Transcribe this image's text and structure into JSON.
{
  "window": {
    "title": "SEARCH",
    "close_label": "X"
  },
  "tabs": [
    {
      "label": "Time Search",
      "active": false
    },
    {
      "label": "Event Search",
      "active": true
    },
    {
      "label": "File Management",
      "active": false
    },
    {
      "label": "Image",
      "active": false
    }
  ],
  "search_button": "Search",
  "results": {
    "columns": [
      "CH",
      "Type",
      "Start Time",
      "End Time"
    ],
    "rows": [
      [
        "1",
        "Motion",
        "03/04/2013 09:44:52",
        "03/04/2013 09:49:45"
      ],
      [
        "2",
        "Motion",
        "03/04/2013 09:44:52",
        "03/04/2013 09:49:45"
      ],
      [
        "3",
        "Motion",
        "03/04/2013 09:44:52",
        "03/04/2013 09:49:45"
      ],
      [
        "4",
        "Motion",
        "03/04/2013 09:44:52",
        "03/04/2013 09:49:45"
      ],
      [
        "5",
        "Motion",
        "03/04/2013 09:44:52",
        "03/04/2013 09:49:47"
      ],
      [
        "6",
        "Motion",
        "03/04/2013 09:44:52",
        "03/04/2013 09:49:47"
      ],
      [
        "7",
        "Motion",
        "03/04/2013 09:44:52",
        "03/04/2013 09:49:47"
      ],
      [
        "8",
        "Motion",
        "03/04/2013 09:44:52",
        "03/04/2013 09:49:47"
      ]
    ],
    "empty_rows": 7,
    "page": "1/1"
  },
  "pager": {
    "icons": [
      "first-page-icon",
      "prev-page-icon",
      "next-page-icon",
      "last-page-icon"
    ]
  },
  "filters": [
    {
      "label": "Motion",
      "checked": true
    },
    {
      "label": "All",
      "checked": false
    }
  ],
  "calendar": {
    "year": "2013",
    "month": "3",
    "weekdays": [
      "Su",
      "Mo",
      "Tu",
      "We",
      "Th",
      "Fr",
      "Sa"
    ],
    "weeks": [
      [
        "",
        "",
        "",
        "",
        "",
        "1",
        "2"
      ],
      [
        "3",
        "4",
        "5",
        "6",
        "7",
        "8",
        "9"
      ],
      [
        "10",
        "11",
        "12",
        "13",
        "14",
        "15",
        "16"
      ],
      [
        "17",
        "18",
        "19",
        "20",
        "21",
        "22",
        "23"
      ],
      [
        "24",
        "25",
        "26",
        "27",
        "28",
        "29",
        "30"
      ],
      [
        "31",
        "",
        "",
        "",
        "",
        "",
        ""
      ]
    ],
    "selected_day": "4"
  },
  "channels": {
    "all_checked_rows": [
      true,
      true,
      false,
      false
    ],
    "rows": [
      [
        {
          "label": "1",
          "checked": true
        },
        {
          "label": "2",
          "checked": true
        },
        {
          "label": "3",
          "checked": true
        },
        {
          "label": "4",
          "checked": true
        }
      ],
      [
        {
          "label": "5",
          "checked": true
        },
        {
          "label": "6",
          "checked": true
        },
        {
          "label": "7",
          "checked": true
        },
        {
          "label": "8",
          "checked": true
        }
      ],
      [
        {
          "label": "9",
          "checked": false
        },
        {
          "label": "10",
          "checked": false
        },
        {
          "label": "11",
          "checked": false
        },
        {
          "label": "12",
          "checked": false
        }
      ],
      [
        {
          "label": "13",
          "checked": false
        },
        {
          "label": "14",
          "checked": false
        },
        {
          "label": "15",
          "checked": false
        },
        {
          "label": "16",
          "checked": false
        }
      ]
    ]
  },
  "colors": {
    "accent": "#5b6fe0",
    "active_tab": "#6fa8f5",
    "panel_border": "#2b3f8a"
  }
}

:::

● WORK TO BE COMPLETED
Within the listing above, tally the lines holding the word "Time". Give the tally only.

● THE ANSWER
3